A crooner, a real star
In the world of classic Jamaican reggae, there is no such thing as a greatest hits album. From the ‘60s through the ‘80s especially, artists recorded so many records for so many producers for so many labels, that it’s nearly impossible to corral a definitive selection of anyone’s work on a single disc. This axiom holds true even for classic reggae’s figurehead, Bob Marley, whose massively popular Legend album collects his work that is most familiar to Americans, but neglects a huge chunk of his greatest moments. And if you can’t find a definitive single-disc Marley greatest hits, you sure won’t find one for John Holt, another Jamaican star who had his share of crossover success.
Instead, you get collections that focus on a particular time period, or a particular label or producer—collections like I Can’t Get You Off My Mind, which is subtitled 18 Greatest Hits!, and includes songs Holt cut with the vocal group the Paragons. “Well, then,” you might ask, “Where’s ‘The Tide Is High’? Where’s ‘Wear You To The Ball’? ‘Ali Baba’? ‘Help Me Make It Through the Night’?” To answer: I Can’t Get You… includes only songs Holt/the Paragons cut for Clement Dodd’s Studio One label between 1968 and 1972. Most of the aforementioned hits were recorded during the same time period but for Dodd’s rival Duke Reid, hence not issued on Studio One; “Help Me Make It” is from the hit 1,000 Volts of Holt album, which came out in 1974. Got all that?
Now that you know what’s not here, what does I Can’t Get You have to offer, anyway? Some damn good reggae. And Holt’s singing, too. He’s rightly regarded as reggae’s greatest love crooner. His voice isn’t the most powerful, but that’s the point—it’s buttery with the right amount of sandpapery edge. The effortlessness of his delivery can make any line seem not like a come on so much as a dare to turn him down; his confidence is in the way he’s so softspoken. Just listen to the laconic, mesmerizing cadences of “Fancy Make Up”—Holt sings like Snoop Dogg raps. Now add some gorgeous harmony and you can understand why tracks like the beguiling “Happy Go Lucky Girl”, uncharacteristically rudeboy “Change Your Style”, and yearning “My Satisfaction” are some of the highlights of this collection. Holt’s gift is in making even trite love songs like “I’ll Be Lonely” more than just listenable.
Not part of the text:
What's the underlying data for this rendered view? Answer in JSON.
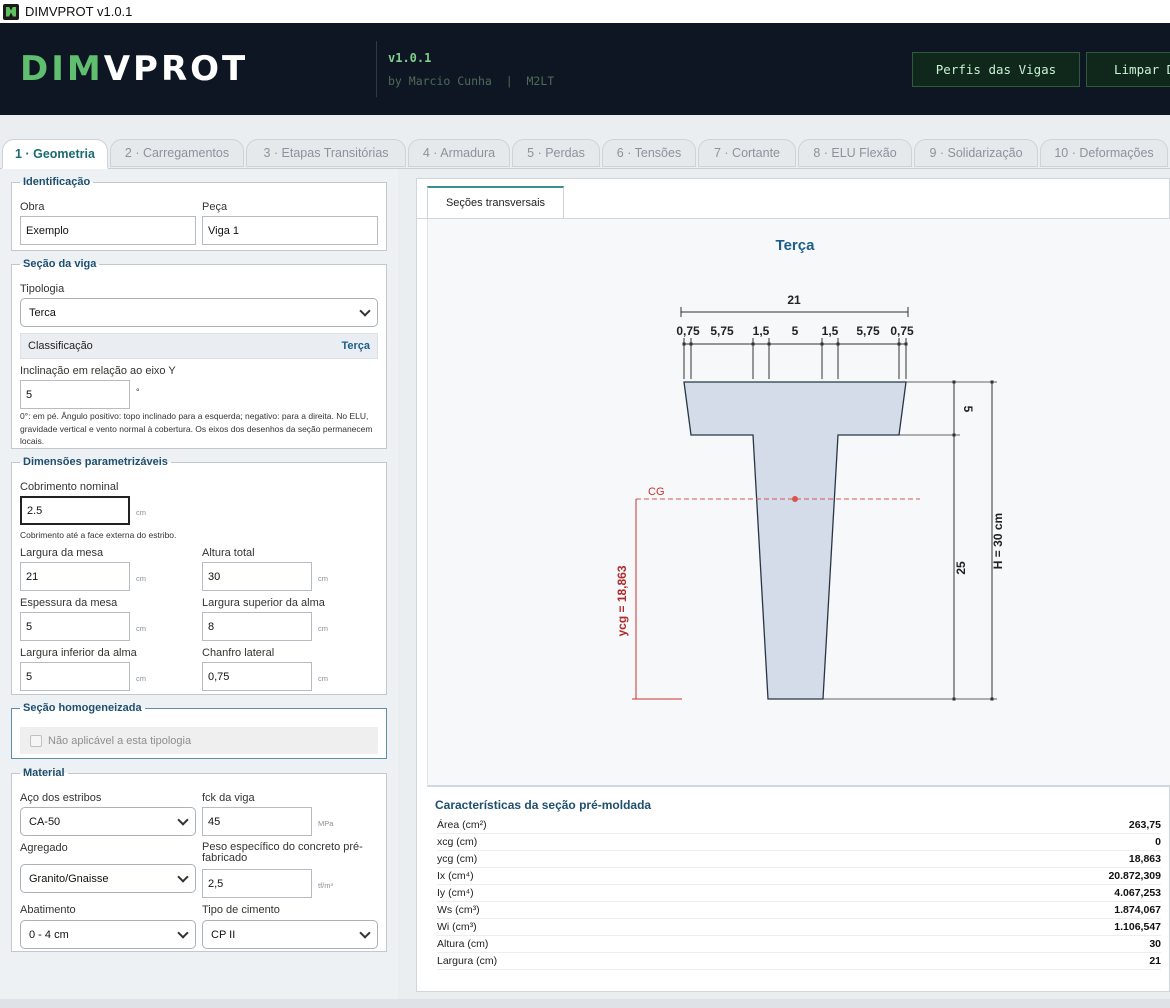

On albums like 1,000 Volts, Holt gained fame mostly by singing others’ songs. Here, though, all but a few writing credits are Holt/Dodd, proof that the man was more than just a nice voice. Like many reggae stars, Holt was a big fan of American soul music, as evidenced by “Depth of Love”. The three covers, though, reveal a lot about what else made Holt tick. George Harrison’s “My Sweet Lord”, recorded almost contemporaneously with Harrison’s hit, is rendered pretty straightforwardly. The pair of Neil Diamond covers, “Holly Holy” and “Soolaiman”, have a hauntingly melodic quality that is perfect for Holt’s voice, not to mention Dodd’s thick, reverb-heavy production.
As for that production, it’s really the not-so-secret weapon behind Can’t Get You. One of the strongest songs here, the foreboding, moody “Strange Things”, was first recorded for Phil Pratt. But Dodd’s version of just a year later thumps the Pratt version handily. Although he would record with many others, the Studio One sound worked wonders for Holt. And making that sound was arguably the greatest studio band in reggae history—the Sound Dimension. Some superlative reggae musicians—guitarist Ernest Ranglin, keyboardist/arranger Jackie Mittoo, bassist Leroy Sibbles, horn player Roland Alphonso—have no small hand in the quality and impact of the material.
Holt’s subsequent reputation as a MOR sellout may be understandable based on albums like 1,000 Volts, but collections like I Can’t Get You Off My Mind prove how hasty that judgment is. If you could put the best of this album together with the best of Holt and the Paragons’ Trojan and Treasure Isle material, you’d have a “true” and truly indispensable greatest hits. Trojan’s The Tide Is High: Anthology 1962-1979 is almost there, and this is close behind.
- Multiple videos YouTube